DESCRIPTION OF THE TASK →
Below are the records; collect from them each line containing the string "видно".
=== SOURCE INFORMATION ===
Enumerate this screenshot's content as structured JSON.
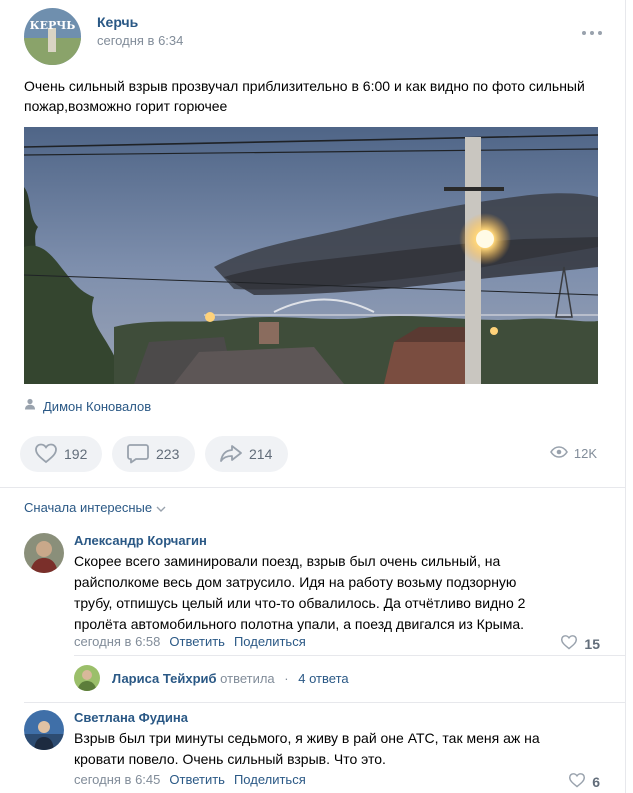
{
  "post": {
    "group_name": "Керчь",
    "avatar_text": "КЕРЧЬ",
    "time": "сегодня в 6:34",
    "text": "Очень сильный взрыв прозвучал приблизительно в 6:00 и как видно по фото сильный пожар,возможно горит горючее",
    "author": "Димон Коновалов",
    "likes": "192",
    "comments": "223",
    "shares": "214",
    "views": "12K"
  },
  "comments_section": {
    "sort_label": "Сначала интересные"
  },
  "comments": [
    {
      "name": "Александр Корчагин",
      "text": "Скорее всего заминировали поезд, взрыв был очень сильный, на райсполкоме весь дом затрусило. Идя на работу возьму подзорную трубу, отпишусь целый или что-то обвалилось. Да отчётливо видно 2 пролёта автомобильного полотна упали, а поезд двигался из Крыма.",
      "time": "сегодня в 6:58",
      "reply_label": "Ответить",
      "share_label": "Поделиться",
      "likes": "15"
    },
    {
      "name": "Светлана Фудина",
      "text": "Взрыв был три минуты седьмого, я живу в рай оне АТС, так меня аж на кровати повело. Очень сильный взрыв. Что это.",
      "time": "сегодня в 6:45",
      "reply_label": "Ответить",
      "share_label": "Поделиться",
      "likes": "6"
    }
  ],
  "reply_thread": {
    "name": "Лариса Тейхриб",
    "verb": "ответила",
    "separator": "·",
    "count": "4 ответа"
  },
  "colors": {
    "link": "#2a5885",
    "muted": "#818c99",
    "button_bg": "#f0f2f5"
  }
}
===
SOLUTION TO THIS PROBLEM →
    "text": "Очень сильный взрыв прозвучал приблизительно в 6:00 и как видно по фото сильный пожар,возможно горит горючее",
      "text": "Скорее всего заминировали поезд, взрыв был очень сильный, на райсполкоме весь дом затрусило. Идя на работу возьму подзорную трубу, отпишусь целый или что-то обвалилось. Да отчётливо видно 2 пролёта автомобильного полотна упали, а поезд двигался из Крыма.",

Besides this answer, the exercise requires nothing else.